The Tomb of the Unknown Soldier is both a moving tribute to those who have died in American wars and a reminder of how war steals human dignity. An unidentified soldier from each of the major American conflicts of the 20th century have been laid to rest in the monument at Arlington National Cemetery in Virginia. Represented are World War I, World War II, the Korean War, and the Vietnam War.

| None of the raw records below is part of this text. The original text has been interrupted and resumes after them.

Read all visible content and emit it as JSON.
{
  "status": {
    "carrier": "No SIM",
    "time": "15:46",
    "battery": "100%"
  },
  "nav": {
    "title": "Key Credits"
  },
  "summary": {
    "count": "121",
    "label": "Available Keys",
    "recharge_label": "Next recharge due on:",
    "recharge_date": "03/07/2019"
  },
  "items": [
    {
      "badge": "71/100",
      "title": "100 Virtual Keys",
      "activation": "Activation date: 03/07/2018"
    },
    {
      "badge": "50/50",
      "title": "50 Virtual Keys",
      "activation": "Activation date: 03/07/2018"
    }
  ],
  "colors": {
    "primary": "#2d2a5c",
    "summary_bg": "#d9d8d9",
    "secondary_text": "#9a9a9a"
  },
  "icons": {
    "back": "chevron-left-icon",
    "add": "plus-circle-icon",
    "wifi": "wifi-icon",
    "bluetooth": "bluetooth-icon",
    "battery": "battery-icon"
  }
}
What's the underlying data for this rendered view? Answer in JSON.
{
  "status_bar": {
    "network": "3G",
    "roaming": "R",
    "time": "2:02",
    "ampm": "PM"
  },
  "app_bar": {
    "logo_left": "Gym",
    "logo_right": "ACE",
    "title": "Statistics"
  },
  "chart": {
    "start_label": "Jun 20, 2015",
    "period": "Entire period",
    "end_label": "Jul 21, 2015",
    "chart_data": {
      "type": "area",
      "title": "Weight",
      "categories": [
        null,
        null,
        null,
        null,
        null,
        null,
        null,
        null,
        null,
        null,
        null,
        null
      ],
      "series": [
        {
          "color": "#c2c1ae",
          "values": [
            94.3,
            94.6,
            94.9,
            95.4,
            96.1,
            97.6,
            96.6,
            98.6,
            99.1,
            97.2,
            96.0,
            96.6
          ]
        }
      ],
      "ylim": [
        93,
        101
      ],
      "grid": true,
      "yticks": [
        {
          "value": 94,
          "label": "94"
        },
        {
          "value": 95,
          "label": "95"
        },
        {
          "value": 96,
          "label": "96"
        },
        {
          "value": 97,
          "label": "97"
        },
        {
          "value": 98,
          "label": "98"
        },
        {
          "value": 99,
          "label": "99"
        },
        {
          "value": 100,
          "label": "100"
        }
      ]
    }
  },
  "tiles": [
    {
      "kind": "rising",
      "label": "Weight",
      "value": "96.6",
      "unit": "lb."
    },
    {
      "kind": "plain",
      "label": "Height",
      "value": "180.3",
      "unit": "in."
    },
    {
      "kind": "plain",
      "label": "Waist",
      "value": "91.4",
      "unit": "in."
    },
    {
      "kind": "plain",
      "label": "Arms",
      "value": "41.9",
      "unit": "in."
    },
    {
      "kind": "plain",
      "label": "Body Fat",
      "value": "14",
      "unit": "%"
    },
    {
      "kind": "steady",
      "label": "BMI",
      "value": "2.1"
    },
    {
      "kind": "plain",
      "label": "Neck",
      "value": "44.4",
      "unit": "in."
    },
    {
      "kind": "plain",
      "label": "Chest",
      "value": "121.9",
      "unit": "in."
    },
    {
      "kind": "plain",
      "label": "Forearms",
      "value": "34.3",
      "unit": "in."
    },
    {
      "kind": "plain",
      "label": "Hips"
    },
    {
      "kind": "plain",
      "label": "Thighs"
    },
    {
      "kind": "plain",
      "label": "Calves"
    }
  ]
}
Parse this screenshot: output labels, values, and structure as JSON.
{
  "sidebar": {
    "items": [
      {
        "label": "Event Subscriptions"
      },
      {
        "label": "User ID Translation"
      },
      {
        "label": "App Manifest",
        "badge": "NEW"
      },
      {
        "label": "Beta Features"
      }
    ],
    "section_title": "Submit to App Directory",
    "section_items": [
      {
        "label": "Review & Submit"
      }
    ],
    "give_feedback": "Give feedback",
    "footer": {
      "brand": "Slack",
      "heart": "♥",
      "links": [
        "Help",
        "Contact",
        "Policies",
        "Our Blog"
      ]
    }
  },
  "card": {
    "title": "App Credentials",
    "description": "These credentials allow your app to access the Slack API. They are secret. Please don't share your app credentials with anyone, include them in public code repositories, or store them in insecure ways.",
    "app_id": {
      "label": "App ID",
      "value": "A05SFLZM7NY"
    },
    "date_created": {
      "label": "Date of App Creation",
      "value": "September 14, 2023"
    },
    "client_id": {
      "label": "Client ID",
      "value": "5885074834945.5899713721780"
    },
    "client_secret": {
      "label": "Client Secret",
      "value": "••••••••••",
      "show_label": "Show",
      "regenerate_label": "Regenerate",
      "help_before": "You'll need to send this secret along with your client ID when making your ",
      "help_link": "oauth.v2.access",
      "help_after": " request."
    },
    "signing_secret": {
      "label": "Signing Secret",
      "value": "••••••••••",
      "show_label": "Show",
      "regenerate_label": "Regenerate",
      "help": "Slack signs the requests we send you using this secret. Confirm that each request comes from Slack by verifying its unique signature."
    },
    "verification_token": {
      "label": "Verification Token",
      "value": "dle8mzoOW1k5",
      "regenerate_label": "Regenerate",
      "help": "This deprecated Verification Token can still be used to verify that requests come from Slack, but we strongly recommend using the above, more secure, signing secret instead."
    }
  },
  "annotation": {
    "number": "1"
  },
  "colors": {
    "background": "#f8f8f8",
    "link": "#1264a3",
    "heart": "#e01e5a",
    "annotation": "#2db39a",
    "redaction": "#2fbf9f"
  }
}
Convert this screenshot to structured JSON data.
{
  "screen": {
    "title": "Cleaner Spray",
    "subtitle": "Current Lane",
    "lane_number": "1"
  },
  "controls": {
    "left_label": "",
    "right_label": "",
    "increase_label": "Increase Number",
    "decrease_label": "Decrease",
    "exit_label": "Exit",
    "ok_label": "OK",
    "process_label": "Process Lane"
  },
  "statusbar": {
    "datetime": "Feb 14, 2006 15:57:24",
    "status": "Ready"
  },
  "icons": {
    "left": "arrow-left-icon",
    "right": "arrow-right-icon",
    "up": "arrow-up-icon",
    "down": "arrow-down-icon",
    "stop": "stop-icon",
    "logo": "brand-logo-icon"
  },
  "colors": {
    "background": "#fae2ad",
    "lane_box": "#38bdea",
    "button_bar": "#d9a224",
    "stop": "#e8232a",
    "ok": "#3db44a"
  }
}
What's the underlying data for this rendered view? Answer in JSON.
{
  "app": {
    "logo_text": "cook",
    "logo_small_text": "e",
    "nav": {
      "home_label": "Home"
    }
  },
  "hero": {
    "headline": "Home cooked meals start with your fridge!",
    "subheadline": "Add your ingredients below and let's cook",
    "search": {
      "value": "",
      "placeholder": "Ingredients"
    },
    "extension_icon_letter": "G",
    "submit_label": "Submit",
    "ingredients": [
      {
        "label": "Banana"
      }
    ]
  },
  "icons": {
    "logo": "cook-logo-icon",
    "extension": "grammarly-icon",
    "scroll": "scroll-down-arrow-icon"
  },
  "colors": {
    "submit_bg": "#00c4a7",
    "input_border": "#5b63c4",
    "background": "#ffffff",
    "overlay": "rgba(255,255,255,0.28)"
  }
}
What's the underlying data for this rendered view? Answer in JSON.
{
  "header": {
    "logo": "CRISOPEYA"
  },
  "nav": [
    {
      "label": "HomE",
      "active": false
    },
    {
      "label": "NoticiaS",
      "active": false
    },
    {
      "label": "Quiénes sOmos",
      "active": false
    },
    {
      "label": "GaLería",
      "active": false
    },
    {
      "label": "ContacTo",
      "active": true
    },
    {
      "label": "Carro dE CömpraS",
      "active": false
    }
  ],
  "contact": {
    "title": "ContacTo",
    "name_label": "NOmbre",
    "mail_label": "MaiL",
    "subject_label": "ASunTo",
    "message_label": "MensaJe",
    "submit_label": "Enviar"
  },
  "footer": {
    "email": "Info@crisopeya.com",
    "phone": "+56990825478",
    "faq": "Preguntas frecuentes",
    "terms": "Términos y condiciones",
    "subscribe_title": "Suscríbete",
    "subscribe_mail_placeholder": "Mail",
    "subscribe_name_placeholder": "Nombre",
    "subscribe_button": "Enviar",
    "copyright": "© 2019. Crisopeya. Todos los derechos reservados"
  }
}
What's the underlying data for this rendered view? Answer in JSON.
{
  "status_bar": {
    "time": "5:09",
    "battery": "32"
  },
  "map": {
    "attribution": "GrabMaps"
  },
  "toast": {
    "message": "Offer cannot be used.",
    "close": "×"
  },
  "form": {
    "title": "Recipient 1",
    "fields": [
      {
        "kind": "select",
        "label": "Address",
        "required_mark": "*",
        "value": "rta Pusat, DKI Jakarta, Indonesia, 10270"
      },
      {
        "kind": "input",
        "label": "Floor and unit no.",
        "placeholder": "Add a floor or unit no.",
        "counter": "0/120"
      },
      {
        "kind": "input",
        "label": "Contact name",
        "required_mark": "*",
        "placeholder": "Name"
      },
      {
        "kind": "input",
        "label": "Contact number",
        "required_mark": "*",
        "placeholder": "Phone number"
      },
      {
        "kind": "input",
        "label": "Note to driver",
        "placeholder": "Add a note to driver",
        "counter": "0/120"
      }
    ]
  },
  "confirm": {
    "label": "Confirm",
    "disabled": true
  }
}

The remains of the Vietnam War veteran were placed in the Tomb on Memorial Day 1984 in a ceremony attended by President Reagan, who awarded the unidentified soldier a posthumous Medal of Honor. But CBS News reporter Vince Gonzalez thought it would be more honorable to find out the unknown soldier’s identity of the latest unknown. After digging through Vietnam-era military records and unresolved missing-in-action reports, Gonzalez determined that the man was most likely Lt. Michael Blassie, an Air Force pilot from St. Louis. His plane had been shot down in May 1972, and he was never heard from again. At that time there was no way to accurately tell whether the remains were, in fact, Blassie’s. It wasn’t until 1998—14 years later—that DNA testing had advanced to a point that they were good enough to allow the Blassie family to ask the government exhume and test the remains of the Vietnam Unknown Soldier. A DNA test confirmed that the solider was Lt. Blassie. He was re-buried in a family plot in a cemetery in St. Louis.